→ Exercise directions: Below are entries; tally how many lines hold the string "icon" and answer with only that figure.

═══

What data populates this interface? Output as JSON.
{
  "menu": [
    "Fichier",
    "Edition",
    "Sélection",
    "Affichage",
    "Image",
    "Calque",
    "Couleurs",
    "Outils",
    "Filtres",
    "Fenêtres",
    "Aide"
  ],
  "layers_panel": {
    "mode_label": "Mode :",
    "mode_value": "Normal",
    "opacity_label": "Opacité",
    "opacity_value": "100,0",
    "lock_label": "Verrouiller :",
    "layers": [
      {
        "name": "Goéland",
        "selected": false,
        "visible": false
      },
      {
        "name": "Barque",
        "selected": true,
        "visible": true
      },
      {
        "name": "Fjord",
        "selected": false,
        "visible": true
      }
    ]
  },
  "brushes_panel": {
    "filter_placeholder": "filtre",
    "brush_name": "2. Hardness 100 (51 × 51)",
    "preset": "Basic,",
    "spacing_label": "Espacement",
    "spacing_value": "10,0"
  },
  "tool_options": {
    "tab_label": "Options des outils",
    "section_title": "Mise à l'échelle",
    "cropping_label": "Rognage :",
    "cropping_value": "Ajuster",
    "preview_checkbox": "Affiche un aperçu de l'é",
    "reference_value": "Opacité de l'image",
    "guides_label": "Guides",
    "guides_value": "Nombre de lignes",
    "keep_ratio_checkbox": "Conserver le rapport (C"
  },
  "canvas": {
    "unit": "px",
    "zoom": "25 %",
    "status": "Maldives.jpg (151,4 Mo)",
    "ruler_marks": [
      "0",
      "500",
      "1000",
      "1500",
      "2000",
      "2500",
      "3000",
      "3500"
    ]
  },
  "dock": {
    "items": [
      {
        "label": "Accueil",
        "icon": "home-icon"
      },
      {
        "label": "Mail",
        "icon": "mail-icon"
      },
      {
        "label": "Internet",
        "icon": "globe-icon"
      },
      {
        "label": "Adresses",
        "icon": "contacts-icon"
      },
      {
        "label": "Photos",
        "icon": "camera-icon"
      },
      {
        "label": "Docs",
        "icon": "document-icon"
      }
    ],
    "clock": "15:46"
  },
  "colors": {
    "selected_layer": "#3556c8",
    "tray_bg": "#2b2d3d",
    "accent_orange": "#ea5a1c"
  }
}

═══

→ Output of the task: 6